Shares of Nokia fell $5.45 to $23.26. Rival Motorola was down 86 cents to $14. Ericsson was down 20 cents to $5.30. RF Micro Devices, a chip supplier to handset makers, fell 61 cents to $25.80. Texas Instruments dropped $1.91 to $34.90.

The CNET wireless index fell more than 4 percent, while the CNET semiconductor index fell almost 1.5 percent after the Nokia warning.

PC and storage stocks were also active. In a research note, Morgan Stanley analyst Gillian Munson upgraded Dell Computer from "neutral" to "outperform" and set a target price of $33. Dell shares were up 84 cents to $26.10. Shares of Compaq Computer and Apple Computer rose 12 cents to $15.57 and 27 cents to $20.31, respectively, after being mentioned in Munson's report.
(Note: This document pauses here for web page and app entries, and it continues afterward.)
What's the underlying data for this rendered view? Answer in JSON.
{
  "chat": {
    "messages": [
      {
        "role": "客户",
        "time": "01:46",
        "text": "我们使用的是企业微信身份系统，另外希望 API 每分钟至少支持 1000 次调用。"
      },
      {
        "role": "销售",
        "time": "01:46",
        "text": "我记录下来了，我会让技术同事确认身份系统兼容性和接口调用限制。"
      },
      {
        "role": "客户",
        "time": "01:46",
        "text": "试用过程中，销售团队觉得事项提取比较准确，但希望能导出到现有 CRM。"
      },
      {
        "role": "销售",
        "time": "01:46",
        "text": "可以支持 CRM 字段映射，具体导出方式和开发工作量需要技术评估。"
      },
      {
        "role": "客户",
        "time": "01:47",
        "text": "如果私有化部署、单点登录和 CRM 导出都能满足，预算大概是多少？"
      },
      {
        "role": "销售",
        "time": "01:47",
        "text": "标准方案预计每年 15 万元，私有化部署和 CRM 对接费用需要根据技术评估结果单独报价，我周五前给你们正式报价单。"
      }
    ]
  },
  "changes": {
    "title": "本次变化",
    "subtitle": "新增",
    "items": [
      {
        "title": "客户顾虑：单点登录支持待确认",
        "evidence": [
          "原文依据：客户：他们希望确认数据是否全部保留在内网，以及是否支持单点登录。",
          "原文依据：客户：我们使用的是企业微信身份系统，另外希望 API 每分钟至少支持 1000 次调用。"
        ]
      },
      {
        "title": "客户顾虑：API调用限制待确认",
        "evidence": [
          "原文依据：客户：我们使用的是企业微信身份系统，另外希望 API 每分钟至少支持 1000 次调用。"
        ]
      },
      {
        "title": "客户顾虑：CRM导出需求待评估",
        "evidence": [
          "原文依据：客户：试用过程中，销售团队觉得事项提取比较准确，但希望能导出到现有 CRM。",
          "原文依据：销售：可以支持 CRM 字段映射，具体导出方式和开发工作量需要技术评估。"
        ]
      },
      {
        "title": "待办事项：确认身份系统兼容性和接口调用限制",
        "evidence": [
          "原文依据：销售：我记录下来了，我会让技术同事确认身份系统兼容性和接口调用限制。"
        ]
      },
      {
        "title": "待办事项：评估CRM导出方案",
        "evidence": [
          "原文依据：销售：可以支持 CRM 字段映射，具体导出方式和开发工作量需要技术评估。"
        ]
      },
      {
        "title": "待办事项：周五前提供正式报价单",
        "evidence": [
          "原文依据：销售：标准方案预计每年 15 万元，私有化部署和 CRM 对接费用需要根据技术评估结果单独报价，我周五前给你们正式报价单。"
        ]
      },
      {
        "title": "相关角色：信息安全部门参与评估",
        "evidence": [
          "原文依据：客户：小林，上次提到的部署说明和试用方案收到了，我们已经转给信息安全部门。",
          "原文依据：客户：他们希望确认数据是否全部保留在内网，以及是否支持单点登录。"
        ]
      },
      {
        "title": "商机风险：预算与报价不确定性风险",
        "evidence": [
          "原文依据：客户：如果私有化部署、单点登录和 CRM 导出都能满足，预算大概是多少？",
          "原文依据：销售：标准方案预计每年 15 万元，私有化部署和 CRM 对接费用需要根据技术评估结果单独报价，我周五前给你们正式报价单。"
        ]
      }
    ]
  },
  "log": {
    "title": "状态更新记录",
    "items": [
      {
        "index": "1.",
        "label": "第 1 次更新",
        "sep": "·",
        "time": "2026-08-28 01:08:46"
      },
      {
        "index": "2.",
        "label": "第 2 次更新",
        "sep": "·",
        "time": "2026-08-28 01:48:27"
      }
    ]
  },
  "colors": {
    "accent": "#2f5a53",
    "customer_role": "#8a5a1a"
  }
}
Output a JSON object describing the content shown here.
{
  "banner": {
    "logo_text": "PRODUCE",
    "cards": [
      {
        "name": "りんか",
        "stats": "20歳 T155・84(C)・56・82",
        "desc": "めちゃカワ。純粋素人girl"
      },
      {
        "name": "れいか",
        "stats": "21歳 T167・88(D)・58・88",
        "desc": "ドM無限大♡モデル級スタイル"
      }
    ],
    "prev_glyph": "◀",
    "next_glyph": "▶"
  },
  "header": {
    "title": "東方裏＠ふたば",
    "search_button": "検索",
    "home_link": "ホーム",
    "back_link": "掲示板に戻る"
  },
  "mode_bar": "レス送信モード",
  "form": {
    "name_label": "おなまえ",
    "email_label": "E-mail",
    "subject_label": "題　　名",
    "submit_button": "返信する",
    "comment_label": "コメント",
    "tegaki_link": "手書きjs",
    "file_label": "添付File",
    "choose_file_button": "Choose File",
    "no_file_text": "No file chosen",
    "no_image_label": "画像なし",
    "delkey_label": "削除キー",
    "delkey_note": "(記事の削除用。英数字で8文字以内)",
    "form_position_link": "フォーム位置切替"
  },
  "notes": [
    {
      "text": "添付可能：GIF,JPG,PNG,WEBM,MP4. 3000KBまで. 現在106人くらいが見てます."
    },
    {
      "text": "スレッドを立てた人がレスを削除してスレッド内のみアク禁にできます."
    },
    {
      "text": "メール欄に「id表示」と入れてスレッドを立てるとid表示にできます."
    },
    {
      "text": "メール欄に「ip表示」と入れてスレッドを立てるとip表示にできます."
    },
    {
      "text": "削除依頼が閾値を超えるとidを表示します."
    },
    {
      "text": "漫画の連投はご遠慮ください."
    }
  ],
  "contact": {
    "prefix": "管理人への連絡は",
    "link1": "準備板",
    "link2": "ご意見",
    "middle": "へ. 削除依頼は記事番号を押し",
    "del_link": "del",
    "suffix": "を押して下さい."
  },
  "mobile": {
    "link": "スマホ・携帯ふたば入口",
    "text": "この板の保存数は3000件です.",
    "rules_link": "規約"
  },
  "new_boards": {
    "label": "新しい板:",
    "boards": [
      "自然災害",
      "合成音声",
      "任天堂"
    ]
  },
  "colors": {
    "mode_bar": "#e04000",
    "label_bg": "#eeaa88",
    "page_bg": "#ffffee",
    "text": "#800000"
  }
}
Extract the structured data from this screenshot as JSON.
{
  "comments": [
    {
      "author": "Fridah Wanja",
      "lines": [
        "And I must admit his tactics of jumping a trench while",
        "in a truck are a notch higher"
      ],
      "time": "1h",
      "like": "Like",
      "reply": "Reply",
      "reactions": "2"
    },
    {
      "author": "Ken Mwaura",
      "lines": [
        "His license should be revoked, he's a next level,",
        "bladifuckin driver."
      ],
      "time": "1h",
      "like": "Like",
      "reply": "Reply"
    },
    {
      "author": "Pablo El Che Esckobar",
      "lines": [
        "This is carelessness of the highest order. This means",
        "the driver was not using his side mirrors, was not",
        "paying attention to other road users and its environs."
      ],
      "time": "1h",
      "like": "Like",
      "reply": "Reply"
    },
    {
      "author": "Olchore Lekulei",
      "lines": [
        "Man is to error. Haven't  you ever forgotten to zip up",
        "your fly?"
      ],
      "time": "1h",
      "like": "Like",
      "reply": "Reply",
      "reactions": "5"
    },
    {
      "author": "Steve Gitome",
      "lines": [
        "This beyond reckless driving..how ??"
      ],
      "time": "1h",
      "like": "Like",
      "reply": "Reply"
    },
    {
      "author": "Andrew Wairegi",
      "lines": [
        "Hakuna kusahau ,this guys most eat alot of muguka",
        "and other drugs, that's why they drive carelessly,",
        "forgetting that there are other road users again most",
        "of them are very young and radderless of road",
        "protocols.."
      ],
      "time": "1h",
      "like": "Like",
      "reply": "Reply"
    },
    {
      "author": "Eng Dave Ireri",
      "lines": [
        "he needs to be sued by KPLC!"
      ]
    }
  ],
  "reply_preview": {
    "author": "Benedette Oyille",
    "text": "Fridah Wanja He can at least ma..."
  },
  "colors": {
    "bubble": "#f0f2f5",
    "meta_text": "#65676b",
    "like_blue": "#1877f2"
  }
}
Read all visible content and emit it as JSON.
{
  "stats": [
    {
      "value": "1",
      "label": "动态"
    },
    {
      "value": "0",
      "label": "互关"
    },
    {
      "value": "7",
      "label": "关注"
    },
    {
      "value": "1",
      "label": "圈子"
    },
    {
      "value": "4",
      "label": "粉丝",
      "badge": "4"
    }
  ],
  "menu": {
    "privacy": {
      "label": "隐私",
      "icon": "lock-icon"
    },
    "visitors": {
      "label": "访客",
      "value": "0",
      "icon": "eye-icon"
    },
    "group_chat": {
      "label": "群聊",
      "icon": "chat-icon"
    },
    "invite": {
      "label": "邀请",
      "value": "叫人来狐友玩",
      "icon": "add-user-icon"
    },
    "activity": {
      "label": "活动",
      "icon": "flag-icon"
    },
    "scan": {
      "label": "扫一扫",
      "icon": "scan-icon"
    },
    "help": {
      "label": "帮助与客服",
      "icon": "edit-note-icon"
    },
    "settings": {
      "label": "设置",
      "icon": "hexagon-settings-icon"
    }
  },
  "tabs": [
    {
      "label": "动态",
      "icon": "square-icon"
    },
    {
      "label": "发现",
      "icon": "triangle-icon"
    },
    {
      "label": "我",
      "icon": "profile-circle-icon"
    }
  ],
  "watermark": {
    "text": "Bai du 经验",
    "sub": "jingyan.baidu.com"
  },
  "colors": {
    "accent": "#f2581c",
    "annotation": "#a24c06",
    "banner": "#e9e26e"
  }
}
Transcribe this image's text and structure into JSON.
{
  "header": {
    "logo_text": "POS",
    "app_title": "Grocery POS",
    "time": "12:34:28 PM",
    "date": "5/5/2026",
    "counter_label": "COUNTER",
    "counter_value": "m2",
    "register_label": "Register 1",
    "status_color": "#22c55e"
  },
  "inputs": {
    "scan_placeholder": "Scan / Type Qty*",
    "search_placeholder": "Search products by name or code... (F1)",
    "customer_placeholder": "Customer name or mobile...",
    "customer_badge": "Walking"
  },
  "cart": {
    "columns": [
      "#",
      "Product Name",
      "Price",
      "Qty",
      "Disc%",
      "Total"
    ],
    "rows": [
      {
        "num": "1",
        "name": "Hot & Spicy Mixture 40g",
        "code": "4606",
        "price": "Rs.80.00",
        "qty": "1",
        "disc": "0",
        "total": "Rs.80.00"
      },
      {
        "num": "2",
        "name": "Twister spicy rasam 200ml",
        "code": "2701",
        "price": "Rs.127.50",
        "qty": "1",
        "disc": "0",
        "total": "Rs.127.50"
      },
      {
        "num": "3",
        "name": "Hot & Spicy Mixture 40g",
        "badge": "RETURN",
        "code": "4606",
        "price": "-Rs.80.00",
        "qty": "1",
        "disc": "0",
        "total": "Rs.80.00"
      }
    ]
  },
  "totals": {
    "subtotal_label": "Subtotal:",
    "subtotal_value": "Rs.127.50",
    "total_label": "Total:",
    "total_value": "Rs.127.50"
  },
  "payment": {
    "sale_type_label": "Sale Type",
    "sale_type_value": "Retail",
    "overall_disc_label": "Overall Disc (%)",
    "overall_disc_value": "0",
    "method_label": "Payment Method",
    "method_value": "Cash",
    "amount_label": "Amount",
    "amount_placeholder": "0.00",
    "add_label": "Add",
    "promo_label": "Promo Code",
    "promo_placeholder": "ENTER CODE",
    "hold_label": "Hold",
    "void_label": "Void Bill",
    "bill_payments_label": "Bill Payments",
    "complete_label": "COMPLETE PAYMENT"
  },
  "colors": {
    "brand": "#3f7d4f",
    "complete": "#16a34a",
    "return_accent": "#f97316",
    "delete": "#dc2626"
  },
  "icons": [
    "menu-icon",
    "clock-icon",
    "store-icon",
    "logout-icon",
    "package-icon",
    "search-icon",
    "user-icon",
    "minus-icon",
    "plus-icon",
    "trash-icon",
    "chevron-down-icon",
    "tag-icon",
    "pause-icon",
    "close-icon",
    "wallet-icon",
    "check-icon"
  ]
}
Munson also cut her earnings targets for EMC, which saw shares fall 17 cents to $31.74.

Networking and telecommunications equipment stocks generally remained weak. Cisco Systems fell a penny to $20.37. Lucent Technologies lost 10 cents to $7.94, and Nortel Networks was down 24 cents to $11.80. Juniper Networks rose 30 cents to $35.63.

Among other actively traded tech issues, Intel was down 20 cents to $30.13. Oracle slid 4 cents to $16.15. Microsoft dipped 4 cents to $72.08, and Sun Microsystems rose 32 cents to $17.20.

Staff and Reuters contributed to this report.